Action item:
Every line of the material below that contains the string "Height" must appear in the answer.

Exercise inputs:

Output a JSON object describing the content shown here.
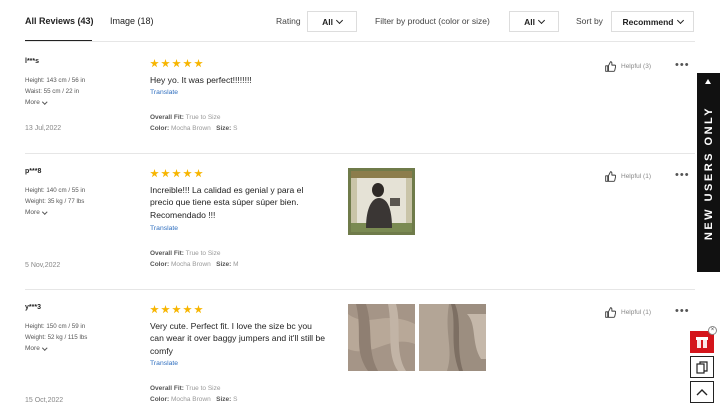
{
  "tabs": {
    "all_reviews": "All Reviews (43)",
    "image": "Image (18)"
  },
  "filters": {
    "rating_label": "Rating",
    "rating_value": "All",
    "product_label": "Filter by product  (color or size)",
    "product_value": "All",
    "sort_label": "Sort by",
    "sort_value": "Recommend"
  },
  "reviews": [
    {
      "user": "l***s",
      "stat1": "Height: 143 cm / 56 in",
      "stat2": "Waist: 55 cm / 22 in",
      "more": "More",
      "date": "13 Jul,2022",
      "text": "Hey yo. It was perfect!!!!!!!!",
      "translate": "Translate",
      "fit_label": "Overall Fit:",
      "fit_value": "True to Size",
      "color_label": "Color:",
      "color_value": "Mocha Brown",
      "size_label": "Size:",
      "size_value": "S",
      "helpful": "Helpful (3)",
      "stars": 5
    },
    {
      "user": "p***8",
      "stat1": "Height: 140 cm / 55 in",
      "stat2": "Weight: 35 kg / 77 lbs",
      "more": "More",
      "date": "5 Nov,2022",
      "text": "Increible!!! La calidad es genial y para el precio que tiene esta súper súper bien. Recomendado !!!",
      "translate": "Translate",
      "fit_label": "Overall Fit:",
      "fit_value": "True to Size",
      "color_label": "Color:",
      "color_value": "Mocha Brown",
      "size_label": "Size:",
      "size_value": "M",
      "helpful": "Helpful (1)",
      "stars": 5
    },
    {
      "user": "y***3",
      "stat1": "Height: 150 cm / 59 in",
      "stat2": "Weight: 52 kg / 115 lbs",
      "more": "More",
      "date": "15 Oct,2022",
      "text": "Very cute. Perfect fit. I love the size bc you can wear it over baggy jumpers and it'll still be comfy",
      "translate": "Translate",
      "fit_label": "Overall Fit:",
      "fit_value": "True to Size",
      "color_label": "Color:",
      "color_value": "Mocha Brown",
      "size_label": "Size:",
      "size_value": "S",
      "helpful": "Helpful (1)",
      "stars": 5
    }
  ],
  "banner": {
    "text": "NEW USERS ONLY"
  },
  "colors": {
    "star": "#f7b500",
    "link": "#2f6fbf",
    "banner_bg": "#111111",
    "promo": "#d4151b"
  }
}
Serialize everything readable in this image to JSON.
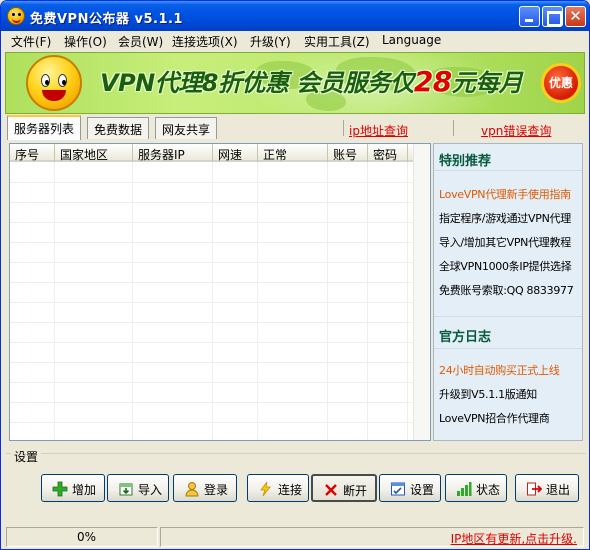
{
  "window": {
    "title": "免费VPN公布器 v5.1.1"
  },
  "menu": [
    {
      "label": "文件(F)"
    },
    {
      "label": "操作(O)"
    },
    {
      "label": "会员(W)"
    },
    {
      "label": "连接选项(X)"
    },
    {
      "label": "升级(Y)"
    },
    {
      "label": "实用工具(Z)"
    },
    {
      "label": "Language"
    }
  ],
  "banner": {
    "text_left": "VPN代理8折优惠 会员服务仅",
    "price": "28",
    "text_right": "元每月",
    "badge": "优惠"
  },
  "tabs": [
    {
      "label": "服务器列表",
      "active": true
    },
    {
      "label": "免费数据",
      "active": false
    },
    {
      "label": "网友共享",
      "active": false
    }
  ],
  "links": {
    "ip_query": "ip地址查询",
    "vpn_error_query": "vpn错误查询"
  },
  "table": {
    "columns": [
      "序号",
      "国家地区",
      "服务器IP",
      "网速",
      "正常",
      "账号",
      "密码"
    ],
    "rows": []
  },
  "sidebar": {
    "recommend_title": "特别推荐",
    "recommend_items": [
      {
        "label": "LoveVPN代理新手使用指南",
        "highlight": true
      },
      {
        "label": "指定程序/游戏通过VPN代理",
        "highlight": false
      },
      {
        "label": "导入/增加其它VPN代理教程",
        "highlight": false
      },
      {
        "label": "全球VPN1000条IP提供选择",
        "highlight": false
      },
      {
        "label": "免费账号索取:QQ 8833977",
        "highlight": false
      }
    ],
    "log_title": "官方日志",
    "log_items": [
      {
        "label": "24小时自动购买正式上线",
        "highlight": true
      },
      {
        "label": "升级到V5.1.1版通知",
        "highlight": false
      },
      {
        "label": "LoveVPN招合作代理商",
        "highlight": false
      }
    ]
  },
  "settings": {
    "group_label": "设置",
    "buttons": {
      "add": "增加",
      "import": "导入",
      "login": "登录",
      "connect": "连接",
      "disconnect": "断开",
      "settings": "设置",
      "status": "状态",
      "exit": "退出"
    }
  },
  "status_bar": {
    "progress": "0%",
    "update_notice": "IP地区有更新,点击升级."
  },
  "colors": {
    "title_bar": "#0054e3",
    "link_red": "#e00000",
    "highlight_orange": "#e05a00",
    "sidebar_heading": "#085a3e",
    "banner_green": "#b9e76b"
  }
}
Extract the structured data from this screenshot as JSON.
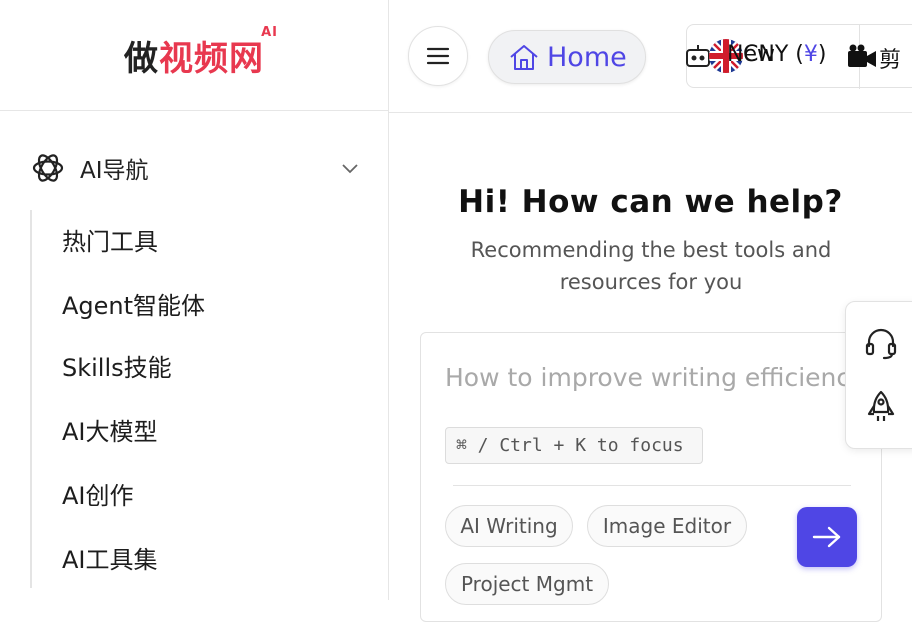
{
  "logo": {
    "text_dark": "做",
    "text_red": "视频网",
    "badge": "AI"
  },
  "nav": {
    "header_label": "AI导航",
    "items": [
      {
        "label": "热门工具"
      },
      {
        "label": "Agent智能体"
      },
      {
        "label": "Skills技能"
      },
      {
        "label": "AI大模型"
      },
      {
        "label": "AI创作"
      },
      {
        "label": "AI工具集"
      }
    ]
  },
  "topbar": {
    "home_label": "Home",
    "new_label": "New",
    "currency_prefix": "CNY (",
    "currency_symbol": "¥",
    "currency_suffix": ")",
    "cut_label": "剪"
  },
  "hero": {
    "title": "Hi! How can we help?",
    "subtitle": "Recommending the best tools and resources for you"
  },
  "search": {
    "placeholder": "How to improve writing efficiency",
    "shortcut": "⌘ / Ctrl + K to focus",
    "chips": [
      "AI Writing",
      "Image Editor",
      "Project Mgmt"
    ]
  },
  "colors": {
    "accent": "#4f46e5",
    "brand_red": "#e8384f"
  },
  "icons": [
    "menu-icon",
    "home-icon",
    "robot-icon",
    "uk-flag-icon",
    "camera-icon",
    "chevron-down-icon",
    "openai-icon",
    "arrow-right-icon",
    "headset-icon",
    "rocket-icon"
  ]
}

Problem solution:
      "stat1": "Height: 143 cm / 56 in",
      "stat1": "Height: 140 cm / 55 in",
      "stat1": "Height: 150 cm / 59 in",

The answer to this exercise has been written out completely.